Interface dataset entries
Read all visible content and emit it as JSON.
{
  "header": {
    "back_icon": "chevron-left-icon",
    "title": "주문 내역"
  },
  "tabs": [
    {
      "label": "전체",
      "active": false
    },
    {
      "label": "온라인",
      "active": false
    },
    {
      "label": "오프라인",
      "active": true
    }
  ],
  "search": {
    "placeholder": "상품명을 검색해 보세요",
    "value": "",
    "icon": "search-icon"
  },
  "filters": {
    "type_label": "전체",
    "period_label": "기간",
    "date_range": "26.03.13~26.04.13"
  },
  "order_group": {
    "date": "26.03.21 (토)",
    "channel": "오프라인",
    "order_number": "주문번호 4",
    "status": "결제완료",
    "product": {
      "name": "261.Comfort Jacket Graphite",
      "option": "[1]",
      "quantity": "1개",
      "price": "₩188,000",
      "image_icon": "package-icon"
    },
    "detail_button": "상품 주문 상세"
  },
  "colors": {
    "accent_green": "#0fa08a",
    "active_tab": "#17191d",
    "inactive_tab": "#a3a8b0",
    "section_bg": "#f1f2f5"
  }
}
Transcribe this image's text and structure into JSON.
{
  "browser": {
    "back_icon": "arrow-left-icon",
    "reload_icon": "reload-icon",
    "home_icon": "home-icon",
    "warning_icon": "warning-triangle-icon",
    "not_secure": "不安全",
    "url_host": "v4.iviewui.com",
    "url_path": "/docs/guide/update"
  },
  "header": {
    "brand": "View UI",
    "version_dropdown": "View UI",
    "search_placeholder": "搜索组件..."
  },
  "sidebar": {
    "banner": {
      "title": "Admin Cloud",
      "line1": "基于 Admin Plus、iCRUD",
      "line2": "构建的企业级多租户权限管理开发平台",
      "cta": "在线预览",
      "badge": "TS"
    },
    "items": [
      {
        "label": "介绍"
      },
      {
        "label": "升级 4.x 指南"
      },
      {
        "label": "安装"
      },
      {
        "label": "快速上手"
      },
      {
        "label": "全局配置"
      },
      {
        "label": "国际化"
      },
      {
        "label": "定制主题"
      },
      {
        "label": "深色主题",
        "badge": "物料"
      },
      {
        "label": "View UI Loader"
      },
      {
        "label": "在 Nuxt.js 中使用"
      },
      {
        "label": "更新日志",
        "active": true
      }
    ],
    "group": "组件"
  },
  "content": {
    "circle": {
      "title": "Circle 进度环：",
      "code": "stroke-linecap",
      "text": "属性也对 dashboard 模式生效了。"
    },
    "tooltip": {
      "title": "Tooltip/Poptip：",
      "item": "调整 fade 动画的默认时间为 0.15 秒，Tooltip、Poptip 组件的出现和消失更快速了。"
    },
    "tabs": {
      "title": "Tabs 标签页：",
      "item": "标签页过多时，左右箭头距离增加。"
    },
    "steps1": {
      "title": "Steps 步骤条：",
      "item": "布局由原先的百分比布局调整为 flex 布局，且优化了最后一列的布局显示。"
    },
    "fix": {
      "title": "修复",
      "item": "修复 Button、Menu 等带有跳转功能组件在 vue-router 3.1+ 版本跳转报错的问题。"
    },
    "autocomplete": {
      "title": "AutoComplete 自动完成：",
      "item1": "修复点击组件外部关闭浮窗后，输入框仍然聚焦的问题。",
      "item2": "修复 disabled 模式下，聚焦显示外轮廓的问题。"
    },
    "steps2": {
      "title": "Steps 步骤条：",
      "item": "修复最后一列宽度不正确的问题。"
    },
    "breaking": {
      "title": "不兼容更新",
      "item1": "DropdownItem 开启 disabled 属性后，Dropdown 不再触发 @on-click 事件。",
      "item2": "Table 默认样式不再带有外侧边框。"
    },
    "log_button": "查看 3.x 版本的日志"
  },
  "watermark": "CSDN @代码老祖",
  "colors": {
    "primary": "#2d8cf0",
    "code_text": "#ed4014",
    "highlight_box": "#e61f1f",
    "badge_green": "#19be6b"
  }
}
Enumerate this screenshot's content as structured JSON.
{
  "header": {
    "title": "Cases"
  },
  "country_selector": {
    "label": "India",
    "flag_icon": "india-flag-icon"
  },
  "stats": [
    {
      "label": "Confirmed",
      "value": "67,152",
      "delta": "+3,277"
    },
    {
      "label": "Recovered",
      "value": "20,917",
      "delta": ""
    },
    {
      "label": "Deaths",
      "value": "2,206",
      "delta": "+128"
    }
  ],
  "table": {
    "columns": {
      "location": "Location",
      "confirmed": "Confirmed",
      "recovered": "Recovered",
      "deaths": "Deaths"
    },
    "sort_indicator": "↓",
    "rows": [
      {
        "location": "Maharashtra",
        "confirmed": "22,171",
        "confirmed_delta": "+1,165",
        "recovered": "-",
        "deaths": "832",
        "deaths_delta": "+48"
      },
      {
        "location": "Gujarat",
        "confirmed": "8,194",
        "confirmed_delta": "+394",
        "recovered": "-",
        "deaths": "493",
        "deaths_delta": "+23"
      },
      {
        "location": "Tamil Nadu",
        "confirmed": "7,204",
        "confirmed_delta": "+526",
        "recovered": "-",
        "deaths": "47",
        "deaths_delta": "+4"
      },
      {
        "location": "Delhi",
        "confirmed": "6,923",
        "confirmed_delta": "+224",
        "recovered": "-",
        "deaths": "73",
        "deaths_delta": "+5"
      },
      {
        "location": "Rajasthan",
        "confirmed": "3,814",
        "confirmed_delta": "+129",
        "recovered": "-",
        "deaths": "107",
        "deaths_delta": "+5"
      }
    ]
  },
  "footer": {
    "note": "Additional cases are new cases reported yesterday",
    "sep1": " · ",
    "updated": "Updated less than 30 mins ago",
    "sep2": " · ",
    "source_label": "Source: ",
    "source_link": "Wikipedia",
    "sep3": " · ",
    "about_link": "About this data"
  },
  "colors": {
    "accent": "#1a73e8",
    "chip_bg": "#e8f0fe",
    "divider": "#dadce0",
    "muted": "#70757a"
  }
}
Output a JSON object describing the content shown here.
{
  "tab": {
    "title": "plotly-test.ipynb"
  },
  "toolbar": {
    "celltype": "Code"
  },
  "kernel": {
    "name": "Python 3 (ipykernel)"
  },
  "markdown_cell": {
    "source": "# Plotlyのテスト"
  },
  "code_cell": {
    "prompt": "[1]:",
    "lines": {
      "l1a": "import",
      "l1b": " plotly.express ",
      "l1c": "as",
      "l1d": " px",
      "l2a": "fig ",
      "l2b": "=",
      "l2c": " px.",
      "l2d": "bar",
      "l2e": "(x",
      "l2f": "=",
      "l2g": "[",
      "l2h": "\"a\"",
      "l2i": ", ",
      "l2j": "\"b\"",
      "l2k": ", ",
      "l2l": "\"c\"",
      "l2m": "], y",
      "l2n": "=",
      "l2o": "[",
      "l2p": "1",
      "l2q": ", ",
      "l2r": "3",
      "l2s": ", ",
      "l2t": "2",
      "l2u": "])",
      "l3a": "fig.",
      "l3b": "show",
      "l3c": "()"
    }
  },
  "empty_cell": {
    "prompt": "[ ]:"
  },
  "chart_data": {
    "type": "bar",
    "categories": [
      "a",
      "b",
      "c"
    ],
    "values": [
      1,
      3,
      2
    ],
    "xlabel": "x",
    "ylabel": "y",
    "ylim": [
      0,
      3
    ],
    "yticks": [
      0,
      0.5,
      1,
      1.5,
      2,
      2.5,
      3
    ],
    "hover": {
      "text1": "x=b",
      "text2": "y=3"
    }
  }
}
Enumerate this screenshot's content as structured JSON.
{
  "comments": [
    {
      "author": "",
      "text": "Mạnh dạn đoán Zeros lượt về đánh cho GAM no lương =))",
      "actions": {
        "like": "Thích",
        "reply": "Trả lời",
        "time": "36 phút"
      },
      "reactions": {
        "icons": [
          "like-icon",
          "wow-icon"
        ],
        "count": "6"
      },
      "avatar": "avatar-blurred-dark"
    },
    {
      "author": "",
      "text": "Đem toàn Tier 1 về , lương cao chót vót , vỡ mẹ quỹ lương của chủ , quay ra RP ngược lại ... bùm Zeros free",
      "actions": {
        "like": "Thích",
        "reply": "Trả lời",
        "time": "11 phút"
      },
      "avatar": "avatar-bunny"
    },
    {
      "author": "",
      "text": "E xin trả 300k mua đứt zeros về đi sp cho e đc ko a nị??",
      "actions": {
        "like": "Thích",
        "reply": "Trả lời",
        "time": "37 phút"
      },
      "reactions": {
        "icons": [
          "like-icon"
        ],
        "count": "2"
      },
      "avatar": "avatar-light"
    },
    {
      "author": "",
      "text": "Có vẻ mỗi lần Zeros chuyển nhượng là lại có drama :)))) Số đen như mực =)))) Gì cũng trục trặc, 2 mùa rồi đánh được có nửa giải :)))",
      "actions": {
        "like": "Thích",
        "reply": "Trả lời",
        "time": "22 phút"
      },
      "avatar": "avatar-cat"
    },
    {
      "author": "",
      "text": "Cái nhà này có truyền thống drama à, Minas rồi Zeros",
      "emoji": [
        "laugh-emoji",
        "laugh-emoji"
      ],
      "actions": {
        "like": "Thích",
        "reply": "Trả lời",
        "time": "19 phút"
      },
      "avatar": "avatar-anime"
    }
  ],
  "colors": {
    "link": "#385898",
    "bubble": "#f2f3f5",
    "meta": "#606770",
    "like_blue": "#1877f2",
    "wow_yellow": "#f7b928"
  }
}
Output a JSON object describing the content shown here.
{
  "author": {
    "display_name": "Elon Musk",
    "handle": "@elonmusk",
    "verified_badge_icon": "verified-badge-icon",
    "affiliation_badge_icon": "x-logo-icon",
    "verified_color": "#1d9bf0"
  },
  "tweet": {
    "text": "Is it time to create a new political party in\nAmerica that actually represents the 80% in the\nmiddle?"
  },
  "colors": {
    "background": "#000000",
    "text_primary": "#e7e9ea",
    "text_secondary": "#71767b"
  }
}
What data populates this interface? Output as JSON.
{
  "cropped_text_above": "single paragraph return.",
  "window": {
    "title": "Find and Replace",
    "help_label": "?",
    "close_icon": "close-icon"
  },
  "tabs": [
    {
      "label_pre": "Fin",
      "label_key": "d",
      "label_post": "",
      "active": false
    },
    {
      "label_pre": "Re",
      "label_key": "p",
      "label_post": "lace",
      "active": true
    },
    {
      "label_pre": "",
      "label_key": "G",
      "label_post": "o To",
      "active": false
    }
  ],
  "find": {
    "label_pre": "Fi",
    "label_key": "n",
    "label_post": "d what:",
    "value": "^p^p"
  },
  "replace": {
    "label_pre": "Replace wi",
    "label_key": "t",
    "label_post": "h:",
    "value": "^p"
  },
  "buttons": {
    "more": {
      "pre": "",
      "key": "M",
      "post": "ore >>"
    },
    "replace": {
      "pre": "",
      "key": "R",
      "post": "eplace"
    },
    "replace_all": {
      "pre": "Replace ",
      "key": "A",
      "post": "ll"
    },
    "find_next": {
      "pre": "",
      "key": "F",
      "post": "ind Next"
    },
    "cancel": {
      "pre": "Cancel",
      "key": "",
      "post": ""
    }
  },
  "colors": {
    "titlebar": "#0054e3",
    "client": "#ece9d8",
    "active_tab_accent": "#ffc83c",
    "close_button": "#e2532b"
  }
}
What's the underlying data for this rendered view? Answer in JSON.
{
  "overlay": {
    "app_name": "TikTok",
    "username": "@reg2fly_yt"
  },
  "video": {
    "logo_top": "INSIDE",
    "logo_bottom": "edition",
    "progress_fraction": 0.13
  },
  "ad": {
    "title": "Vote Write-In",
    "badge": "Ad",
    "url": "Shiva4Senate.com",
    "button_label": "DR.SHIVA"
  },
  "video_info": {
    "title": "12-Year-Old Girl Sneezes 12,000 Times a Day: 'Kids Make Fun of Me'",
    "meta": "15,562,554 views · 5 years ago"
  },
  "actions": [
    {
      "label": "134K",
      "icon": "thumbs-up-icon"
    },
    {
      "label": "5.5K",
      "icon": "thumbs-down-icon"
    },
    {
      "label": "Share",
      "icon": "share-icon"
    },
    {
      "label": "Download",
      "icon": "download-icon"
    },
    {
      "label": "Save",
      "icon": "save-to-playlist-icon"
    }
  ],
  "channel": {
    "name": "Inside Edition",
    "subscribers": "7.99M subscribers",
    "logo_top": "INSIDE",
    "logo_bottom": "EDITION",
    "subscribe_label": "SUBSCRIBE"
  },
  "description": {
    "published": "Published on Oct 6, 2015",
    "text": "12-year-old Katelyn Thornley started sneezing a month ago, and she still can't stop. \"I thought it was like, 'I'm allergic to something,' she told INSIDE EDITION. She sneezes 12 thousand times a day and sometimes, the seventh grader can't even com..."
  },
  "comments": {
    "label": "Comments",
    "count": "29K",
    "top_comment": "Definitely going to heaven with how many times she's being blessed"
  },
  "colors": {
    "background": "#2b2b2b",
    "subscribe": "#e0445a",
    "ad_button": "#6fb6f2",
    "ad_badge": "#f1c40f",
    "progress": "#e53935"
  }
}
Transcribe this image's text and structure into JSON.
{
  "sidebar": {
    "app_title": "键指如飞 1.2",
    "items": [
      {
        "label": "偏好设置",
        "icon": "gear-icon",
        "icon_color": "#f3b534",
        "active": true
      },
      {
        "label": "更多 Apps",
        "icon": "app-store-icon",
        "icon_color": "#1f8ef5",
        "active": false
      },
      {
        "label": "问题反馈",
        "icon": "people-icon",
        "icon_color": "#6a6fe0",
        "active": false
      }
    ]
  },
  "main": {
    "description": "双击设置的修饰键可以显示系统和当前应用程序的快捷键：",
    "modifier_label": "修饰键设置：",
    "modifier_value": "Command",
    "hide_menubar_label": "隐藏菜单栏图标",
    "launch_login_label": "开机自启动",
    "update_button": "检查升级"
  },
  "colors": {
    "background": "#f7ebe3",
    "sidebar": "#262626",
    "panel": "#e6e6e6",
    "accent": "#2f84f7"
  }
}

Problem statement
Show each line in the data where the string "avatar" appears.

Solution to this exercise
      "avatar": "avatar-blurred-dark"
      "avatar": "avatar-bunny"
      "avatar": "avatar-light"
      "avatar": "avatar-cat"
      "avatar": "avatar-anime"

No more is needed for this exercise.